GeoWorld October 2011

Issue link:

Contents of this Issue


Page 11 of 31

Increase Automation and Accuracy of Remote-Sensing Feature Extraction A WORLD OF INFORMATION T BY KIRK BENELL oday's geospatial analysts have a large array of tools and technologies available to rapidly and efficiently access, prepare and exploit remotely sensed information. However, they're increasingly unable to keep up with the large volumes of available information and the ever-increasing demands for extracted information. As a result, a different approach is needed to increase analytical efficiency and accuracy. The key to a new level of geospatial exploitation accuracy and efficiency is through a holistic approach that lever- ages the capabilities available across the entire geospatial domain. Modern information infrastructures now make it possible to access data from different sensor modalities, retrieve historical data from geodatabases and lever- age existing knowledge of an area under observation. It's through such data fusion environments that new levels of accuracy, timeliness and automation are possible, but current tool and data offerings still are focused on specific domains, trying to squeeze out incremental gains while analysts struggle with overwhelming information demands. Tools must break out of modality-bounded silos to deliver a unified, fully integrated exploitation ecosystem that enables rapid and accurate information extraction. Kirk Benell is the chief technology officer for ITT Visual Information Solutions (ITT VIS), developers of ENVI image-analysis and E3De LIDAR data-analysis software; e-mail:, Web: 12 Modality Segmentation Most current application toolsets and data offerings all focus on a single-sensor modality: imagery tools for imagery; LIDAR tools for LIDAR datasets; radar tools for synthetic-aperture radar (SAR) data. This isn't surprising, given that these fields evolved around the methods used to capture data. The sensor developers needed tools to prepare and exploit collected data. But as the technology and sensor capabili- ties advanced, so did the tools available to each modality. Higher accuracy and greater information extraction was possible at a steady rate, meeting the information needs of organizations. GEO W ORLD / OCT O BE R 2O11 LIDAR data were incorporated with a multispectral image to help with building extraction in an area where building and ground-surface materials have a similar composition. Although the capabilities and derived products from each modality moved forward at a steady rate, the use of multi-modality data sources in an exploitation process historically was rare and often confined to experimental activities. The data, tools and expertise were segmented along modalities. Segmented operational tasking prevented collec- tion over a common area with multi-modality sensors difficult to coordinate. The only use of multi-modality information might occur at the decision makers' level, based on derived information products, well past the exploitation phase of information extraction. Breaking Down Modality Demarcation Today's landscape is changing. Decision makers are realizing the limitations of each sensor type and the value of combining modalities into a single operational environment. In addition, technology has evolved to enable the deployment of multi-modality sensor packages that can perform coordinated sen- sor collects. Policy, need and technical capability are converging to support multi-modality data collection. As with all technologies, the evolution of sensor packages has made it possible to support the deploy- ment, tasking and collection of multiple modalities in a single sensor package. Space and power requirements continue to shrink through advances in miniaturization. Increased storage capabilities and efficient com- munication protocols have enabled rapid data access. Combined with modern deployment models (e.g., unmanned aircraft operations) and the availability of multiple-modality platforms, common-collect datasets are becoming a reality for geospatial analysts. Besides increased data availability through the deployment of multi-modality sensor platforms,

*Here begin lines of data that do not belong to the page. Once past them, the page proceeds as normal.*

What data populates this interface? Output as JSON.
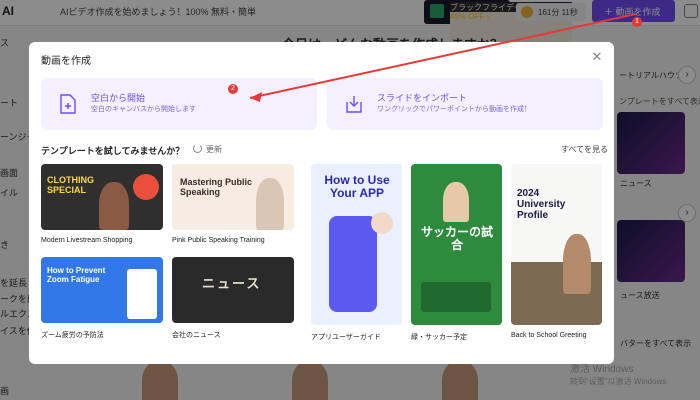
{
  "app": {
    "logo": "AI",
    "promo": "AIビデオ作成を始めましょう！100% 無料・簡単",
    "black_friday_line1": "ブラックフライデー",
    "black_friday_line2": "45% OFF ›",
    "credits": "161分 11秒",
    "create_button": "動画を作成"
  },
  "background": {
    "heading": "今日は、どんな動画を作成しますか？",
    "sidebar": [
      "ス",
      "ート",
      "ーンジャー",
      "画面",
      "イル",
      "き",
      "を延長",
      "ークを削除",
      "ルエクスポー",
      "イスを使用",
      "画"
    ],
    "right_title": "ートリアルハウツー",
    "right_link": "ンプレートをすべて表示",
    "right_caption_1": "ニュース",
    "right_caption_2": "ュース放送",
    "right_link_2": "バターをすべて表示",
    "watermark_1": "激活 Windows",
    "watermark_2": "转到\"设置\"以激活 Windows"
  },
  "modal": {
    "title": "動画を作成",
    "blank_title": "空白から開始",
    "blank_sub": "空白のキャンバスから開始します",
    "slide_title": "スライドをインポート",
    "slide_sub": "ワンクリックでパワーポイントから動画を作成！",
    "templates_heading": "テンプレートを試してみませんか？",
    "refresh": "更新",
    "see_all": "すべてを見る",
    "templates": [
      {
        "caption": "Modern Livestream Shopping",
        "text": "CLOTHING SPECIAL"
      },
      {
        "caption": "Pink Public Speaking Training",
        "text": "Mastering Public Speaking"
      },
      {
        "caption": "ズーム疲労の予防法",
        "text": "How to Prevent Zoom Fatigue"
      },
      {
        "caption": "会社のニュース",
        "text": "ニュース"
      },
      {
        "caption": "アプリユーザーガイド",
        "text": "How to Use Your APP"
      },
      {
        "caption": "緑・サッカー予定",
        "text": "サッカーの試合"
      },
      {
        "caption": "Back to School Greeting",
        "text": "2024 University Profile"
      }
    ]
  },
  "annotations": {
    "one": "1",
    "two": "2"
  },
  "colors": {
    "accent": "#6f4ef6",
    "annotation": "#e53935"
  }
}
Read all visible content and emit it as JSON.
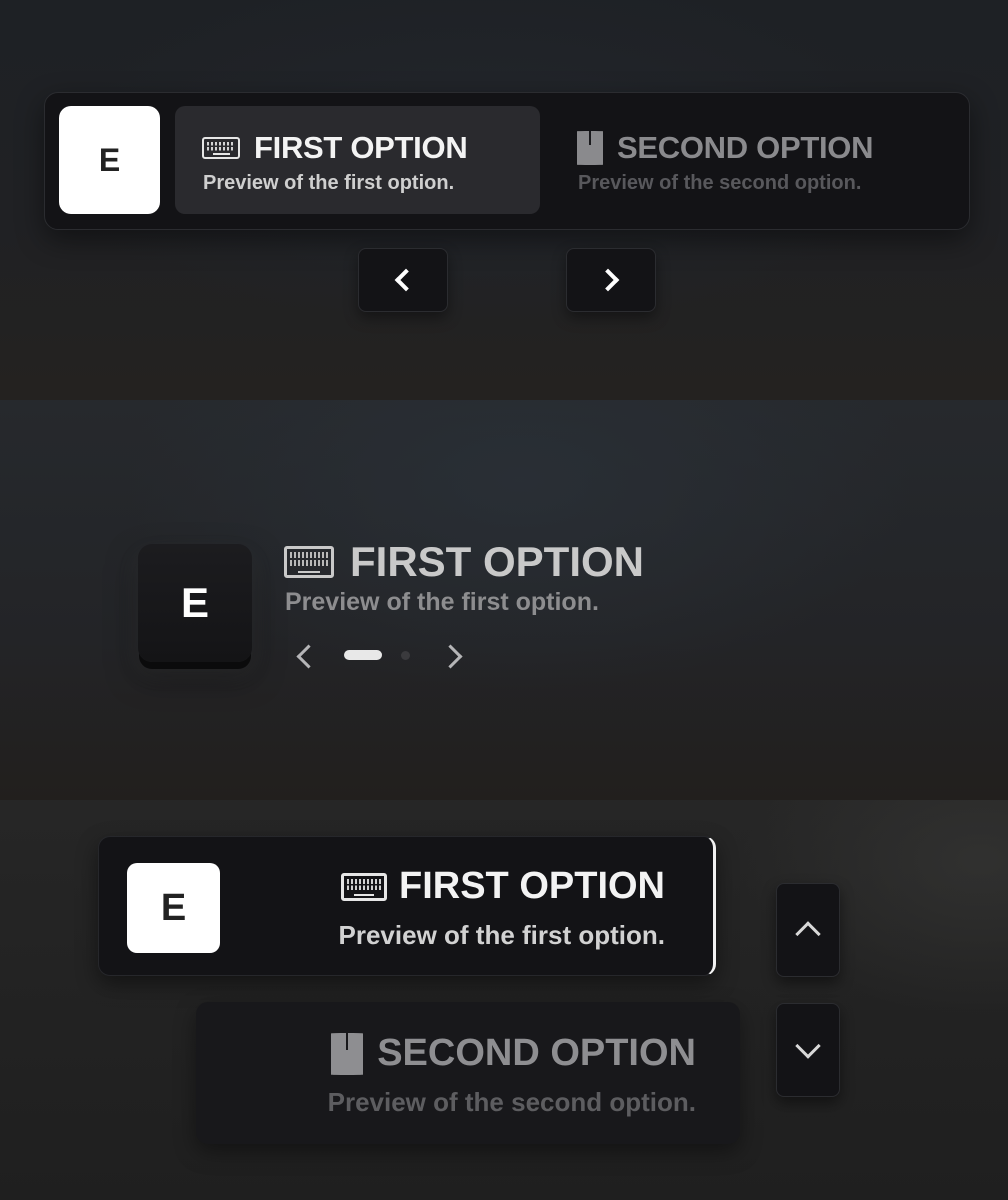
{
  "panel_horizontal": {
    "key_label": "E",
    "options": [
      {
        "title": "FIRST OPTION",
        "subtitle": "Preview of the first option.",
        "icon": "keyboard-icon",
        "active": true
      },
      {
        "title": "SECOND OPTION",
        "subtitle": "Preview of the second option.",
        "icon": "mouse-icon",
        "active": false
      }
    ],
    "prev_icon": "chevron-left-icon",
    "next_icon": "chevron-right-icon"
  },
  "panel_compact": {
    "key_label": "E",
    "title": "FIRST OPTION",
    "subtitle": "Preview of the first option.",
    "icon": "keyboard-icon",
    "page_index": 1,
    "page_count": 2,
    "prev_icon": "chevron-left-icon",
    "next_icon": "chevron-right-icon"
  },
  "panel_vertical": {
    "key_label": "E",
    "options": [
      {
        "title": "FIRST OPTION",
        "subtitle": "Preview of the first option.",
        "icon": "keyboard-icon",
        "active": true
      },
      {
        "title": "SECOND OPTION",
        "subtitle": "Preview of the second option.",
        "icon": "mouse-icon",
        "active": false
      }
    ],
    "up_icon": "chevron-up-icon",
    "down_icon": "chevron-down-icon"
  },
  "colors": {
    "card_background": "#131316",
    "active_option_background": "#2a2a2e",
    "key_background": "#ffffff",
    "active_text": "#f3f3f3",
    "inactive_text": "#8a8a8d",
    "active_indicator": "#f2f2f2"
  }
}
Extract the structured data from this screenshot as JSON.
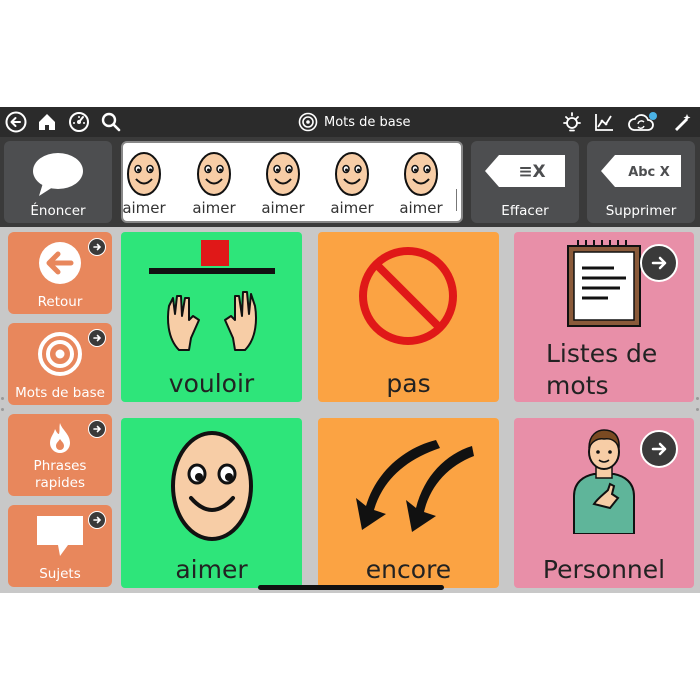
{
  "topbar": {
    "title": "Mots de base",
    "left_icons": [
      "back-circle-icon",
      "home-icon",
      "speed-gauge-icon",
      "search-icon"
    ],
    "right_icons": [
      "brightness-icon",
      "analytics-chart-icon",
      "cloud-sync-icon",
      "edit-wand-icon"
    ]
  },
  "actionbar": {
    "speak_label": "Énoncer",
    "clear_label": "Effacer",
    "clear_icon_text": "≡X",
    "delete_label": "Supprimer",
    "delete_icon_text": "Abc X",
    "message": [
      "aimer",
      "aimer",
      "aimer",
      "aimer",
      "aimer"
    ]
  },
  "nav": [
    {
      "label": "Retour",
      "icon": "back-arrow-icon"
    },
    {
      "label": "Mots de base",
      "icon": "target-icon"
    },
    {
      "label": "Phrases rapides",
      "icon": "flame-icon"
    },
    {
      "label": "Sujets",
      "icon": "speech-bubble-icon"
    }
  ],
  "grid": [
    {
      "word": "vouloir",
      "color": "#2ee57a",
      "icon": "want-hands-icon"
    },
    {
      "word": "pas",
      "color": "#fba343",
      "icon": "no-sign-icon"
    },
    {
      "word_line1": "Listes de",
      "word_line2": "mots",
      "color": "#e88fa8",
      "icon": "notepad-list-icon"
    },
    {
      "word": "aimer",
      "color": "#2ee57a",
      "icon": "smiling-face-icon"
    },
    {
      "word": "encore",
      "color": "#fba343",
      "icon": "again-arrows-icon"
    },
    {
      "word": "Personnel",
      "color": "#e88fa8",
      "icon": "person-pointing-icon"
    }
  ],
  "colors": {
    "verb_green": "#2ee57a",
    "orange": "#fba343",
    "pink": "#e88fa8",
    "nav_orange": "#e8875c",
    "dark_button": "#4d4e50"
  }
}
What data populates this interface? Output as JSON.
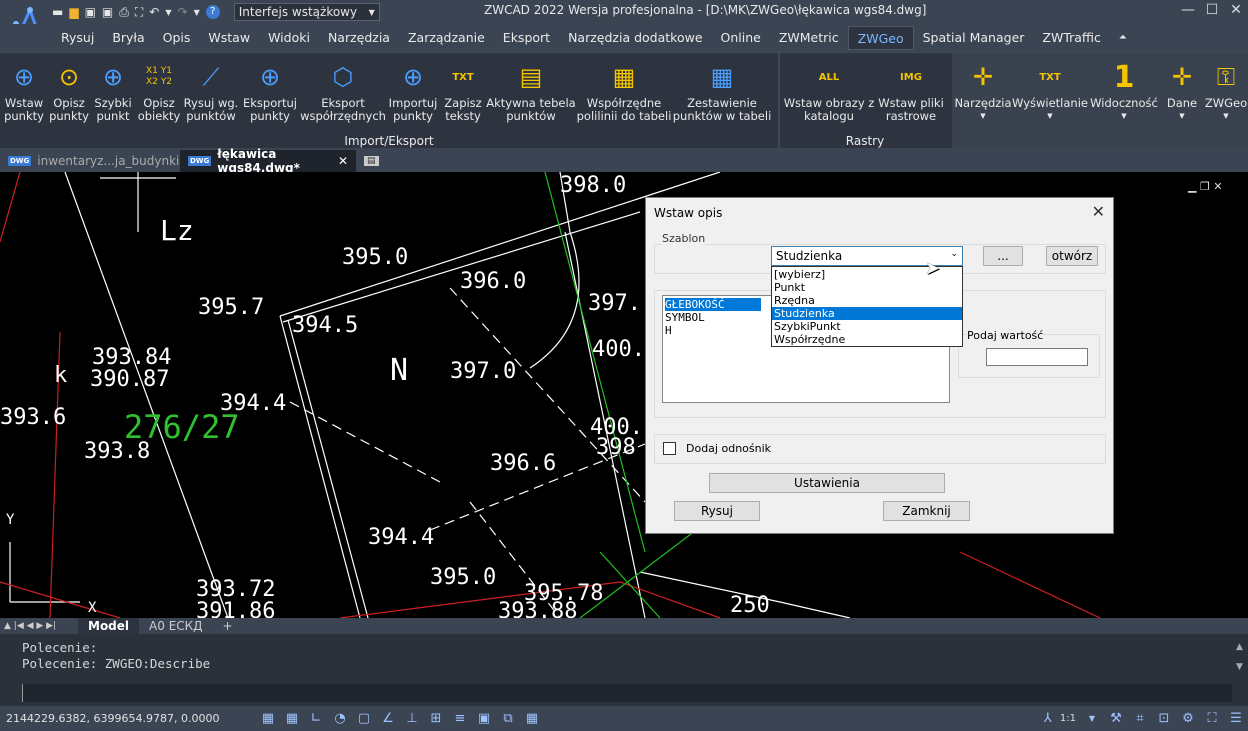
{
  "app": {
    "title": "ZWCAD 2022 Wersja profesjonalna - [D:\\MK\\ZWGeo\\łękawica wgs84.dwg]",
    "workspace": "Interfejs wstążkowy"
  },
  "menu": [
    "Rysuj",
    "Bryła",
    "Opis",
    "Wstaw",
    "Widoki",
    "Narzędzia",
    "Zarządzanie",
    "Eksport",
    "Narzędzia dodatkowe",
    "Online",
    "ZWMetric",
    "ZWGeo",
    "Spatial Manager",
    "ZWTraffic"
  ],
  "menu_active": "ZWGeo",
  "ribbon": {
    "import_group": "Import/Eksport",
    "raster_group": "Rastry",
    "buttons": {
      "wstaw_punkty": "Wstaw\npunkty",
      "opisz_punkty": "Opisz\npunkty",
      "szybki_punkt": "Szybki\npunkt",
      "opisz_obiekty": "Opisz\nobiekty",
      "rysuj_wg": "Rysuj wg.\npunktów",
      "eksportuj": "Eksportuj\npunkty",
      "eksport_wsp": "Eksport\nwspółrzędnych",
      "importuj": "Importuj\npunkty",
      "zapisz": "Zapisz\nteksty",
      "aktywna": "Aktywna tebela\npunktów",
      "wspolrzedne": "Współrzędne\npolilinii do tabeli",
      "zestawienie": "Zestawienie\npunktów w tabeli",
      "wstaw_obrazy": "Wstaw obrazy z\nkatalogu",
      "wstaw_pliki": "Wstaw pliki\nrastrowe",
      "narzedzia": "Narzędzia",
      "wyswietlanie": "Wyświetlanie",
      "widocznosc": "Widoczność",
      "dane": "Dane",
      "zwgeo": "ZWGeo"
    },
    "icon_text": {
      "x1y1": "X1 Y1",
      "x2y2": "X2 Y2",
      "txt": "TXT",
      "all": "ALL",
      "img": "IMG"
    }
  },
  "doc_tabs": [
    {
      "label": "inwentaryz...ja_budynki.dwg",
      "active": false
    },
    {
      "label": "łękawica wgs84.dwg*",
      "active": true
    }
  ],
  "drawing_labels": [
    "398.0",
    "Lz",
    "395.0",
    "396.0",
    "397.",
    "395.7",
    "394.5",
    "393.84",
    "390.87",
    "N",
    "397.0",
    "400.",
    "393.6",
    "394.4",
    "276/27",
    "400.",
    "393.8",
    "398",
    "396.6",
    "394.4",
    "395.0",
    "395.78",
    "393.72",
    "391.86",
    "393.88",
    "250",
    "k",
    "Y",
    "X"
  ],
  "model_tabs": [
    "Model",
    "A0 ЕСКД",
    "+"
  ],
  "command": {
    "lines": [
      "Polecenie:",
      "Polecenie: ZWGEO:Describe"
    ]
  },
  "status": {
    "coords": "2144229.6382, 6399654.9787, 0.0000",
    "scale": "1:1"
  },
  "dialog": {
    "title": "Wstaw opis",
    "szablon_label": "Szablon",
    "combo_value": "Studzienka",
    "options": [
      "[wybierz]",
      "Punkt",
      "Rzędna",
      "Studzienka",
      "SzybkiPunkt",
      "Współrzędne"
    ],
    "selected_option": "Studzienka",
    "dots_button": "...",
    "open_button": "otwórz",
    "list_items": [
      "GŁEBOKOŚĆ",
      "SYMBOL",
      "H"
    ],
    "value_label": "Podaj wartość",
    "value": "",
    "add_ref": "Dodaj odnośnik",
    "settings_button": "Ustawienia",
    "draw_button": "Rysuj",
    "close_button": "Zamknij"
  }
}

Articles in this issue

Links on this page

Archives of this issue

view archives of GeoWorld - GeoWorld October 2011